• _Stored records_
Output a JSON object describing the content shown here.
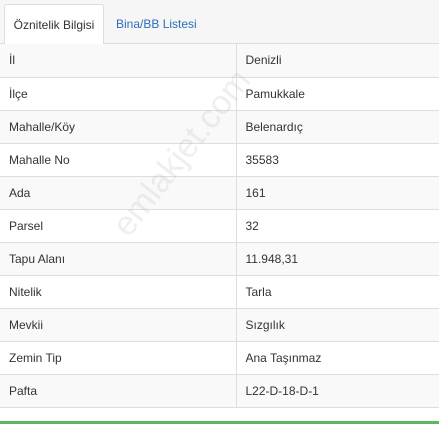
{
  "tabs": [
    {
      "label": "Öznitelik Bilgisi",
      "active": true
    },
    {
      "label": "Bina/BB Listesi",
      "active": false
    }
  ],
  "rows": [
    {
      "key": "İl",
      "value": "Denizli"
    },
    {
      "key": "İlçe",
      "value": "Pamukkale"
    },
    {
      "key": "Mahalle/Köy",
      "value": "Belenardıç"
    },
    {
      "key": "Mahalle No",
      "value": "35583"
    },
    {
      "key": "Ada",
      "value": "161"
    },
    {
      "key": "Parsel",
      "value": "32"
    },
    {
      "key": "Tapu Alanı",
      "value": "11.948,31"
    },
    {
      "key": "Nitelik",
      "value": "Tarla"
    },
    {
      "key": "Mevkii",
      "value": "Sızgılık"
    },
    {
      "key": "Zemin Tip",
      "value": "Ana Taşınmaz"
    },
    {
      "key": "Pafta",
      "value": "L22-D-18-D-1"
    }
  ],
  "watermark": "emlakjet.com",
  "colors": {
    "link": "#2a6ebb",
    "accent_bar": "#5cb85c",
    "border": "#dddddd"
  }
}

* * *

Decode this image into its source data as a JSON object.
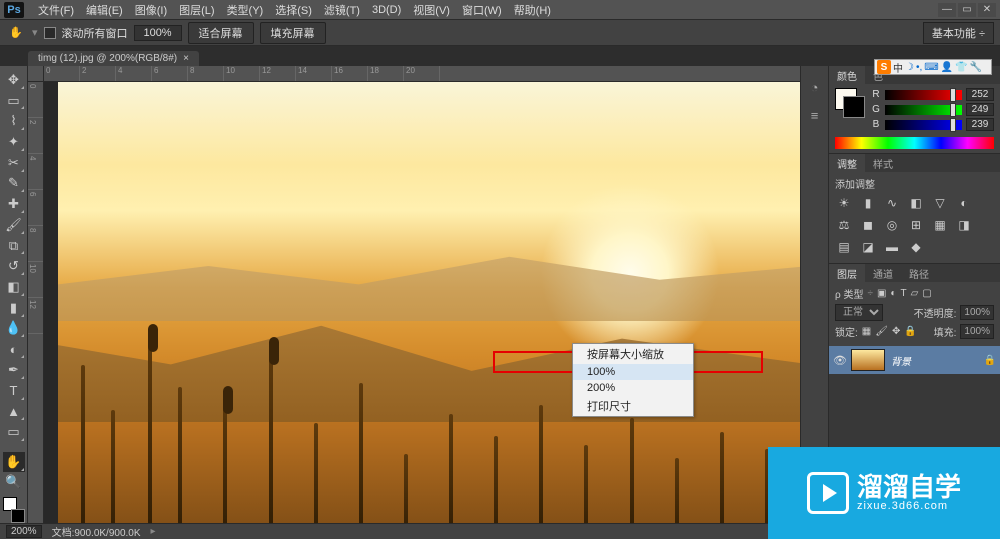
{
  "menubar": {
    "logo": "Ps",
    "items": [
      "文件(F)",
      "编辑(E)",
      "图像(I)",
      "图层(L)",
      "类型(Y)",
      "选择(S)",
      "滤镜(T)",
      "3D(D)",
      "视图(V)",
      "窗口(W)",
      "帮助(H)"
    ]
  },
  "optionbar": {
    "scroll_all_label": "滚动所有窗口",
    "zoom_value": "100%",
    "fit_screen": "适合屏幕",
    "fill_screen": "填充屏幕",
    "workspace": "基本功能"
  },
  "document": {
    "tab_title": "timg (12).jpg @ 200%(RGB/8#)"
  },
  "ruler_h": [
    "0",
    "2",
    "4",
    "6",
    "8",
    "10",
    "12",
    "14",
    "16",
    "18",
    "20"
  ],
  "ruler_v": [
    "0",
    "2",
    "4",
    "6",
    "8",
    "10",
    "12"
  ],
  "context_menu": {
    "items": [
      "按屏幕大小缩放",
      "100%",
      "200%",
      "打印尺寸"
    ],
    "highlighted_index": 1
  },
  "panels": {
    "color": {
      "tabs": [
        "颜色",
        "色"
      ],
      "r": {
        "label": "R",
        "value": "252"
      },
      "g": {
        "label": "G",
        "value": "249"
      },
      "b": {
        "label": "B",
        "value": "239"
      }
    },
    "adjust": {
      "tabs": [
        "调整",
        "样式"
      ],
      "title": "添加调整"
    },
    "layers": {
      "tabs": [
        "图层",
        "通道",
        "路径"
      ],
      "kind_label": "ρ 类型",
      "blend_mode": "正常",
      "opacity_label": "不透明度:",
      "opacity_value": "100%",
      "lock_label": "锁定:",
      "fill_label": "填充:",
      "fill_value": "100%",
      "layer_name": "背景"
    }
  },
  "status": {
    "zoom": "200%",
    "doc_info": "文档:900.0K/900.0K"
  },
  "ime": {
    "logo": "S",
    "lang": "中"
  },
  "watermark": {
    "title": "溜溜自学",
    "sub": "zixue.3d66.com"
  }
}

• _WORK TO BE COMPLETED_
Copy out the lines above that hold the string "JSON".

• _TASK ANSWER_
Output a JSON object describing the content shown here.
Decode this image into its source data as a JSON object.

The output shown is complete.